The majority of the textbooks selected for this research inadequately provide students with comprehensive, bias-free information about World War II. The nature of these inadequacies lies in information that is included in texts, that which is not, and the emphasis given certain actions or events. Unless supplemental materials are used, students studying these texts will be presented with very different, and in some instances, erroneous depictions of a war which profoundly involved and affected their respective countries.

References

American Council on Education. (1947). A study of national history textbooks used in the schools of Canada and the United States (Publication Number 2). Washington, D.C..

Barth, J.L. (1991-1992). A comparative study of the current situation on teaching about World War 11 in Japanese and American classrooms. International Journal of Social Education 6(3), 7-19.

Becker, C.L. (1955). What are historical facts? The Western Political Quarterly, VIII(3), 327-340.

Berghahn, V.R, & Schlissler, H. (1987). Introduction: History textbooks and perceptions of the past. Perceptions of History: International Textbook Research on Britain, Germany and the United States. New York: St. Martin’s Press, i-16.

Billington, R.A. (1966). The historian’s contribution to Anglo-American misunderstanding. New York: Hobbs, Dorman and Company, Inc.

Duke, B.C. (1969). The pacific war in Japanese and American high schools: A comparison of the textbook teachings. Comparative Education, 5(l),73-82.

Goodman, G. (1983). The project. The History Teacher, 16(4), 541-543.

Harbourt, J. (1931). The world war in French, German, English and American secondary school textbooks. The First Yearbook NCSS, 54-117.

Julian, N.B. (1979). Treatment of women in United States history textbooks (ERIC Document Reproduction Service No., ED 178-371).

Ketcham, A.F. (1982). World War 11 events as represented in secondary school textbooks of former allied and axis nations. Unpublished doctoral dissertation, The University of Arizona.

Nose, C. ( 1986). George Eckert Institute for International Textbook Research. Braunschweig, Germany: George Eckert Institute for International Textbook Research

Parsons, J. (1982). The nature and implication of textbook bias (ERIC Document Reproduction Service No. 280 769).

Peiser, A. (1971). An analysis of the treatment given 10 selected aspects of populism and the populist party in American history high school textbooks. Unpublished doctoral dissertation, New York University.

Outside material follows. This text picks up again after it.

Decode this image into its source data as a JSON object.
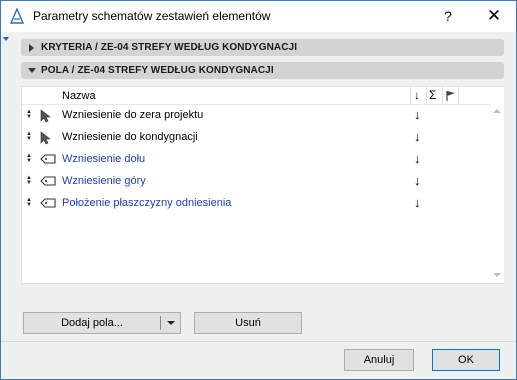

Social Studies Development Center. (1981). In search of mutual understanding: A final report of the Japan/United States textbook study. (ERIC Document Reproduction Service No. 200 500).

Social Studies Development Center ( 1984). In search of mutual understanding: A final report of the Netherlands/United States textbook study. (ERIC Document Reproduction Service No. 257 761).

U.S./U.S.S.R. Textbook Study Project. (1981). Interim report. (ERIC Document Reproduction Service No. 210-213).

Wade, R.C. (1993). Content analysis of social studies textbooks: A review of ten years of research Theory and Research in Social Education, XVI(3), 232-256.

Susan P. Santoli, St. Paul’s Episcopal School

Andrew Weaver, Auburn University

Copyright University of Northern Iowa Winter 1999

Provided by ProQuest Information and Learning Company. All rights Reserved